 In another embodiment of the present invention, the suspension action can be configured to suspend certain OAM activities but keep the other OAM activities running. For example, OAM configuration is kept, while OAM logging is suspended. In another embodiment of the invention, UE 801 can keep a plurality of OAM activity configuration timers running while OAM logging activities are suspended. Besides the above exemplary embodiments, UE 801 can be adapted to be configured to suspend other combination of activities while keep the rest running. In one novel aspect, Step 826 of Resume OAM Activities can be similarly configurable. UE would carry out similar steps to resume all or some the OAM activities based on configuration or predefined conditions.
 The improved battery condition handling and the innovative steps of suspending and resuming OAM activities based on the battery condition helps to better use MDT for network planning and improves user perception. The present invention gives user or operator flexibility to set low battery condition by configuration. Such configuration can also be UE specific and gives the operators more flexibility. Furthermore, the innovative step of autonomously resuming OAM activities makes it easier for the network to implement an efficient configuration strategy. When a UE can be trusted to perform OAM activities for the whole OAM activity duration, then the network could configure UEs in the beginning of the duration and just wait. There would be no need for the network to re-configure the OAM activities to ensure resumption--the UE will autonomously resume OAM activities via its own battery condition handling. This is especially important in cases when a single specific UE is being tracked and asked to perform measurements and collect data. Note that it should be possible to exempt test UEs and test users from the battery handling.

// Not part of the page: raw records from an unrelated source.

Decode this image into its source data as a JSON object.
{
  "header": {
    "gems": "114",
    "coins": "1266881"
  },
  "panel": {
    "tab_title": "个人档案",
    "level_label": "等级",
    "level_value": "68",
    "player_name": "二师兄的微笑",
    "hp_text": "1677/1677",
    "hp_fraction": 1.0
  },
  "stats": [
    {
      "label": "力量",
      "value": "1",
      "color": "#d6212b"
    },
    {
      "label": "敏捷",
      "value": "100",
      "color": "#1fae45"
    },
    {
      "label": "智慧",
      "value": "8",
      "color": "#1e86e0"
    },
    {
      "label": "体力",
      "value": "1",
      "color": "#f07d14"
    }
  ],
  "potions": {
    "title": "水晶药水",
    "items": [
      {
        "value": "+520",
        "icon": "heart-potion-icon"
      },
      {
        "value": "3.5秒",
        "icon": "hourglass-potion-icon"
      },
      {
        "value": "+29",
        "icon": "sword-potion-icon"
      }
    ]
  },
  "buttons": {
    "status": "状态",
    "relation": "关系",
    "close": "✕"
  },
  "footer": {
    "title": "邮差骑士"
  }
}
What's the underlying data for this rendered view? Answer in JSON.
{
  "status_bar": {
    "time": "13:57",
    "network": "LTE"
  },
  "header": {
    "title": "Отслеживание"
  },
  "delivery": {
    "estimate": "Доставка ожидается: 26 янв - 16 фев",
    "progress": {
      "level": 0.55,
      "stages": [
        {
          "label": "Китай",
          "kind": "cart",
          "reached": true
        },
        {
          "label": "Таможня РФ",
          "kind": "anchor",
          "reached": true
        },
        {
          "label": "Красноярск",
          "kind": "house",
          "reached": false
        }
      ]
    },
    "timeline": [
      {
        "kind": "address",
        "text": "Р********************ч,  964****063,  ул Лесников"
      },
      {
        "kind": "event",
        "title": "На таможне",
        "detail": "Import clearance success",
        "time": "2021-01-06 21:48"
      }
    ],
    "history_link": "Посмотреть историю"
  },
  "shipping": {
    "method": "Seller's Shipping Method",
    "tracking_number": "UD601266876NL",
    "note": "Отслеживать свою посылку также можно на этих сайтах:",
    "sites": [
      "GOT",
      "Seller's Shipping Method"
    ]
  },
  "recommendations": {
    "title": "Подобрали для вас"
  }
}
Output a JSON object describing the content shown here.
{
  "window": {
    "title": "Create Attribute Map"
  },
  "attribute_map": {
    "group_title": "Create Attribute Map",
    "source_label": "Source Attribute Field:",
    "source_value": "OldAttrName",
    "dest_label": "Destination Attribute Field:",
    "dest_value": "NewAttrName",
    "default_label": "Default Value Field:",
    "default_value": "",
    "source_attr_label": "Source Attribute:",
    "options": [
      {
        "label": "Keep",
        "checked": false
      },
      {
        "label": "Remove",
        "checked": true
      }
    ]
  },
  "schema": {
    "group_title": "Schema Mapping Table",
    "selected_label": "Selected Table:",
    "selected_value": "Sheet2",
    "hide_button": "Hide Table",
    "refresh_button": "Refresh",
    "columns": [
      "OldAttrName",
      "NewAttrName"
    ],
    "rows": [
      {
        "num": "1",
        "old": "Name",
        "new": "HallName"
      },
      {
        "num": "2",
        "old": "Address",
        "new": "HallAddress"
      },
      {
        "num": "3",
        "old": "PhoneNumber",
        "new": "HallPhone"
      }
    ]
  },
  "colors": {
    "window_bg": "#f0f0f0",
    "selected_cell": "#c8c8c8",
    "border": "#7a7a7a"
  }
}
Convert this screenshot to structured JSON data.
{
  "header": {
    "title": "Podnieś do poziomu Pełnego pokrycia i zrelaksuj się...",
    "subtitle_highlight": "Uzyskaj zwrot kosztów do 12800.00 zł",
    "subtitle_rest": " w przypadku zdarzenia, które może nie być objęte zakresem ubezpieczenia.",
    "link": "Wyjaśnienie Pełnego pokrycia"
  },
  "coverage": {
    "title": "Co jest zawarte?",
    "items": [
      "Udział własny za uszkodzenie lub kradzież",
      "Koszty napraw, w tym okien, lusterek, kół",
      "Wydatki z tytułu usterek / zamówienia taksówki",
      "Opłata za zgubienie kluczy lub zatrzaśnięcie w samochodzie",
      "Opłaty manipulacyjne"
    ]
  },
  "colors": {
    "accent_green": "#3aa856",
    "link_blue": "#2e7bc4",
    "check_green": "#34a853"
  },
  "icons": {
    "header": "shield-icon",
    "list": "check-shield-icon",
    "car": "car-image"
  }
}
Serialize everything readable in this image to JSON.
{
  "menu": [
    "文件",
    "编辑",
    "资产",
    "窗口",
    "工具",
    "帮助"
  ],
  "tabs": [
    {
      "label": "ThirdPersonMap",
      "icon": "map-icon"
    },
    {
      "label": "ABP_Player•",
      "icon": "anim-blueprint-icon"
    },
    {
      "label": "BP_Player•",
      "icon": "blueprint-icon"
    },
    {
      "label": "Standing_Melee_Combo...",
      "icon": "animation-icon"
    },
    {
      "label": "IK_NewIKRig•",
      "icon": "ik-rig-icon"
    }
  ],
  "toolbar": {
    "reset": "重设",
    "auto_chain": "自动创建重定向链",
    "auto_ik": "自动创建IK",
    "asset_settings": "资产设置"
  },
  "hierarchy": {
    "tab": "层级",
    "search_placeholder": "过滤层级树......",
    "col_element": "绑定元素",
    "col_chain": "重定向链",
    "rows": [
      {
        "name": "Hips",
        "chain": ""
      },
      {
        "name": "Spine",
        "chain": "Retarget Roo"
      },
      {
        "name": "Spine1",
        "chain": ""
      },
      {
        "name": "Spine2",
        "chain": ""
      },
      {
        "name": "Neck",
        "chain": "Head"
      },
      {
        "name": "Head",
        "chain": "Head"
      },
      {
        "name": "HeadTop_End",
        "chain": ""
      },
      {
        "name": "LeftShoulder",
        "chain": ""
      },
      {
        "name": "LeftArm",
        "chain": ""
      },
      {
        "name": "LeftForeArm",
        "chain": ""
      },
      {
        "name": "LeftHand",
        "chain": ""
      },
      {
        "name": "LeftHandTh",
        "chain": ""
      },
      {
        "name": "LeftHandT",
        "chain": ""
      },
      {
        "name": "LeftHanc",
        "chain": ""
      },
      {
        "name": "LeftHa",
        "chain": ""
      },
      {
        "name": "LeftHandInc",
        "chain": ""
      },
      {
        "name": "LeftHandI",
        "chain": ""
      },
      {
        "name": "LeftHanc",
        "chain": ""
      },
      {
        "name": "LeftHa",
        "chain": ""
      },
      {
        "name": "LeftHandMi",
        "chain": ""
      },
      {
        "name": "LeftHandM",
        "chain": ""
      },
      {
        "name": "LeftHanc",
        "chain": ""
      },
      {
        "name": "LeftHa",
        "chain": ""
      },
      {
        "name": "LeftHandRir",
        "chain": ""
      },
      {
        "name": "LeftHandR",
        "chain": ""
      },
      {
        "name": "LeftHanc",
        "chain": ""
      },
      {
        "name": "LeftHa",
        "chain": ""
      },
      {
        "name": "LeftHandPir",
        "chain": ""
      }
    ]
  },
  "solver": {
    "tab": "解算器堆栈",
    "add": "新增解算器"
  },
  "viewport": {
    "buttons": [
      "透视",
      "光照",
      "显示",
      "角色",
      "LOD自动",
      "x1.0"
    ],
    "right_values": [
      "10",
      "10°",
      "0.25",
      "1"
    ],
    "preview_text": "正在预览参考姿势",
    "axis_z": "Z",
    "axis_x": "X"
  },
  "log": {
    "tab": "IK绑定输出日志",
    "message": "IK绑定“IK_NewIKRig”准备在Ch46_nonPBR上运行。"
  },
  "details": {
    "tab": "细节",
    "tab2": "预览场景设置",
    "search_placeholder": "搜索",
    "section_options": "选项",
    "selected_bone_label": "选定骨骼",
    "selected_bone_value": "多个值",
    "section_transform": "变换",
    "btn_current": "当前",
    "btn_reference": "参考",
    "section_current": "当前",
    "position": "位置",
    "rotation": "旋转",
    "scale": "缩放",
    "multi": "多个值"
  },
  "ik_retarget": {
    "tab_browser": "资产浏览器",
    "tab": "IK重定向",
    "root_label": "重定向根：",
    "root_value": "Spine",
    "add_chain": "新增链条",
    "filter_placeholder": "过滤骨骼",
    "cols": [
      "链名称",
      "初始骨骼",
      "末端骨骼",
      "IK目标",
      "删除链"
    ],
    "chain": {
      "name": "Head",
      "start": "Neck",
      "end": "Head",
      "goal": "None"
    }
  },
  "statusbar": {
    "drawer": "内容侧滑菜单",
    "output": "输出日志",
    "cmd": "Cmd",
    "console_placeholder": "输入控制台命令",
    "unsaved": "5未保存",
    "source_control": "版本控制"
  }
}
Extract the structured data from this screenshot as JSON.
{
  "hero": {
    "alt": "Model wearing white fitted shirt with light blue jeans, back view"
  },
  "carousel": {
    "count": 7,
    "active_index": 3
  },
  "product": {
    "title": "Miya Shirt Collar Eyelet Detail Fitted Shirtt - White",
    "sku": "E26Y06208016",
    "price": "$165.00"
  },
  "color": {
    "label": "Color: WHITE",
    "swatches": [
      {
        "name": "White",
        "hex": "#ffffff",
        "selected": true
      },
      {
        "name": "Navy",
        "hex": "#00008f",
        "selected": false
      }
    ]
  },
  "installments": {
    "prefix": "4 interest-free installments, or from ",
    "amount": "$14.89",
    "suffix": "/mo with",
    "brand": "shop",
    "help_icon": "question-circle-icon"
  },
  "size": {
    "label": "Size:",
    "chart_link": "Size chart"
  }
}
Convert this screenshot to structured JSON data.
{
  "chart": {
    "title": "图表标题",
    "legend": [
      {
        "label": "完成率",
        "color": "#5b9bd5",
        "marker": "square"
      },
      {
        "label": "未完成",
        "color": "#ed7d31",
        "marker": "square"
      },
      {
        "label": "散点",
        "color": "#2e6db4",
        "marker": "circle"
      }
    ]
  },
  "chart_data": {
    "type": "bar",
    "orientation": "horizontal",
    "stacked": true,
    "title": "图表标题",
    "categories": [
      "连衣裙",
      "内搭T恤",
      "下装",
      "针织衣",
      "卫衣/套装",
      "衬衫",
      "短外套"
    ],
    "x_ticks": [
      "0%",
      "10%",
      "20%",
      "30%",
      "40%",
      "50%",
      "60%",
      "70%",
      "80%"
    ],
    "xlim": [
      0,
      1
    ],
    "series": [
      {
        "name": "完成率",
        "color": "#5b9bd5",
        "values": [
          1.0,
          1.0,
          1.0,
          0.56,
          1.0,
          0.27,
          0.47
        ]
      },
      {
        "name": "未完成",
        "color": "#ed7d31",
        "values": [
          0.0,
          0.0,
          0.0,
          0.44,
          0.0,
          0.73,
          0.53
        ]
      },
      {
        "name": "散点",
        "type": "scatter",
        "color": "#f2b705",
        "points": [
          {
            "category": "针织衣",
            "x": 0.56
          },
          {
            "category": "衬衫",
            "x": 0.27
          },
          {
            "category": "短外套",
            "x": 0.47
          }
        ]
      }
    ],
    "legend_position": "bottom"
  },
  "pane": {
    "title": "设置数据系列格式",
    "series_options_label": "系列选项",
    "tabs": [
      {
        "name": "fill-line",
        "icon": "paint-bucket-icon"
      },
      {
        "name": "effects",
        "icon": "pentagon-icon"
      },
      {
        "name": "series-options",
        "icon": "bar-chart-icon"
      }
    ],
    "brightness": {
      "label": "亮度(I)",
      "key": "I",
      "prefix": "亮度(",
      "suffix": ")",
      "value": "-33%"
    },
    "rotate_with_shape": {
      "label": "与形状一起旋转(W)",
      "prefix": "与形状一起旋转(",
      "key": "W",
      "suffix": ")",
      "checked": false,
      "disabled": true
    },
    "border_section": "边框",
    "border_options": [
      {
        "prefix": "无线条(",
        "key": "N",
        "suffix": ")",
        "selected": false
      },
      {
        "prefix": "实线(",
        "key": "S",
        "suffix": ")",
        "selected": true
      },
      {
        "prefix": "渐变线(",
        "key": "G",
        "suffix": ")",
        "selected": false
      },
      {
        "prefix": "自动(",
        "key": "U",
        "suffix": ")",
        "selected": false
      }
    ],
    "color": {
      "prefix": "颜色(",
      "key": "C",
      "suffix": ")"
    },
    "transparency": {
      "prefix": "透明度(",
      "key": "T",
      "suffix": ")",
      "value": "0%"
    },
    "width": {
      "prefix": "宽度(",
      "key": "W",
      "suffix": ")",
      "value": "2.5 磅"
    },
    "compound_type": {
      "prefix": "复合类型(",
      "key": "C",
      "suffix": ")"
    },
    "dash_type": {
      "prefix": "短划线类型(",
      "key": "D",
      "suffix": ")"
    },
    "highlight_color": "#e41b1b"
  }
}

 Although the present invention has been described in connection with certain specific embodiments for instructional purposes, the present invention is not limited thereto. Accordingly, various modifications, adaptations, and combinations of various features of the described embodiments can be practiced without departing from the scope of the invention as set forth in the claims.
Patent applications by Chia-Chun Hsu, Taipei City TW
Patent applications by Michael Roberts, Neuilly Sur Seine FR
Patent applications by Per Johan Mikael Johansson, Kungsangen SE
Patent applications by Yih-Shen Chen, Hsinchu City TW
Patent applications in class Using OAM (Operation, Administration and Maintenance) cells
Patent applications in all subclasses Using OAM (Operation, Administration and Maintenance) cells